-- EXERCISE AIM --
Look for "this" in the records and copy every line that has it.

Records from a dataset:
[Start of Attachment]

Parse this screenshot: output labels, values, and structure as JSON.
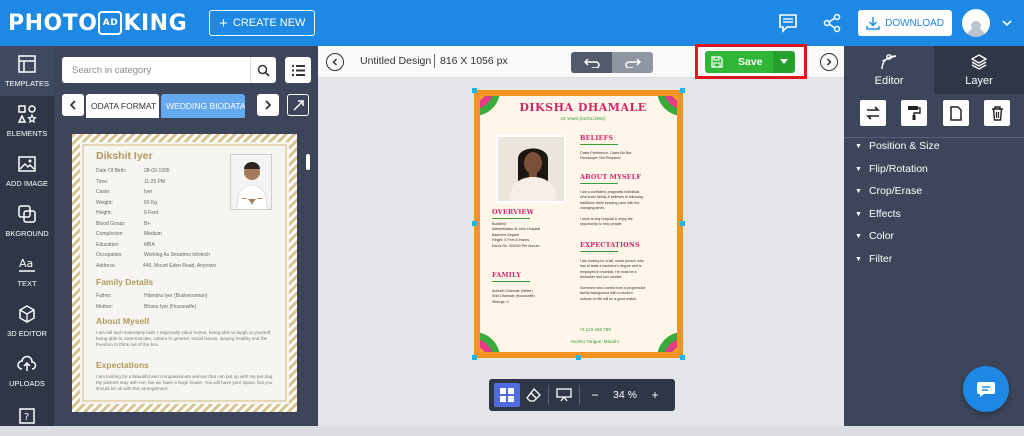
{
  "brand": {
    "logo_left": "PHOTO",
    "logo_mid": "AD",
    "logo_right": "KING"
  },
  "header": {
    "create_label": "CREATE NEW",
    "download_label": "DOWNLOAD"
  },
  "leftnav": {
    "items": [
      {
        "label": "TEMPLATES"
      },
      {
        "label": "ELEMENTS"
      },
      {
        "label": "ADD IMAGE"
      },
      {
        "label": "BKGROUND"
      },
      {
        "label": "TEXT"
      },
      {
        "label": "3D EDITOR"
      },
      {
        "label": "UPLOADS"
      }
    ]
  },
  "panel": {
    "search_placeholder": "Search in category",
    "tabs": [
      "ODATA FORMAT",
      "WEDDING BIODATA"
    ],
    "thumbnail": {
      "name": "Dikshit Iyer",
      "fields": [
        [
          "Date Of Birth:",
          "28-03-1995"
        ],
        [
          "Time:",
          "11:25 PM"
        ],
        [
          "Caste:",
          "Iyer"
        ],
        [
          "Weight:",
          "60 Kg"
        ],
        [
          "Height:",
          "6 Feet"
        ],
        [
          "Blood Group:",
          "B+"
        ],
        [
          "Complexion:",
          "Medium"
        ],
        [
          "Education:",
          "MBA"
        ],
        [
          "Occupation:",
          "Working As Smartmo Infotech"
        ],
        [
          "Address:",
          "445, Mount Eden Road, Anytown"
        ]
      ],
      "family_heading": "Family Details",
      "family": [
        [
          "Father:",
          "Hitendra Iyer (Businessman)"
        ],
        [
          "Mother:",
          "Bhanu Iyer (Housewife)"
        ]
      ],
      "about_heading": "About Myself",
      "about_text": "I am tall and moderately built. I especially value humor, being able to laugh at yourself, being able to communicate, culture in general, social issues, staying healthy and the freedom to think out of the box.",
      "expect_heading": "Expectations",
      "expect_text": "I am looking for a beautiful and compassionate woman that can put up with my pet dog. My parents stay with me, but we have a huge house. You will have your space, but you should be ok with this arrangement."
    }
  },
  "canvas": {
    "title": "Untitled Design",
    "size": "816 X 1056 px",
    "save_label": "Save",
    "zoom": "34 %"
  },
  "biodata": {
    "name": "DIKSHA DHAMALE",
    "age": "24 Years (01/01/1994)",
    "beliefs_heading": "BELIEFS",
    "beliefs": [
      "Caste Preference: Caste No Bar",
      "Horoscope: Not Required"
    ],
    "about_heading": "ABOUT MYSELF",
    "about": [
      "I am a confident, pragmatic individual",
      "who loves family & believes in following",
      "traditions while keeping pace with the",
      "changing times.",
      "",
      "I work at any hospital & enjoy the",
      "opportunity to help people."
    ],
    "overview_heading": "OVERVIEW",
    "overview": [
      "Buddhist",
      "Administrator At John Hospital",
      "Bachelor Degree",
      "Height: 5 Feet 6 Inches",
      "Earns Rs. 300000 Per Annum"
    ],
    "expect_heading": "EXPECTATIONS",
    "expect": [
      "I am looking for a tall, smart person who",
      "has at least a bachelor's degree and is",
      "employed in mumbai. He must be a",
      "teetotaler and non smoker.",
      "",
      "Someone who comes from a progressive",
      "family background with a modern",
      "outlook on life will be a good match."
    ],
    "family_heading": "FAMILY",
    "family": [
      "Anirudh Dhamale (Writer)",
      "Srini Dhamale (Housewife)",
      "Siblings: 4"
    ],
    "contact": "+0 123 456 789",
    "tongue": "Mother Tongue: Marathi"
  },
  "rightpanel": {
    "tab_editor": "Editor",
    "tab_layer": "Layer",
    "sections": [
      "Position & Size",
      "Flip/Rotation",
      "Crop/Erase",
      "Effects",
      "Color",
      "Filter"
    ]
  },
  "colors": {
    "brand_blue": "#1e88e5",
    "save_green": "#2fb636",
    "highlight_red": "#e0161e",
    "biodata_pink": "#d4256b",
    "biodata_green": "#3a9b3a"
  }
}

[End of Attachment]

-- ANSWER --
Parse this screenshot: output labels, values, and structure as JSON.
      "expect_text": "I am looking for a beautiful and compassionate woman that can put up with my pet dog. My parents stay with me, but we have a huge house. You will have your space, but you should be ok with this arrangement."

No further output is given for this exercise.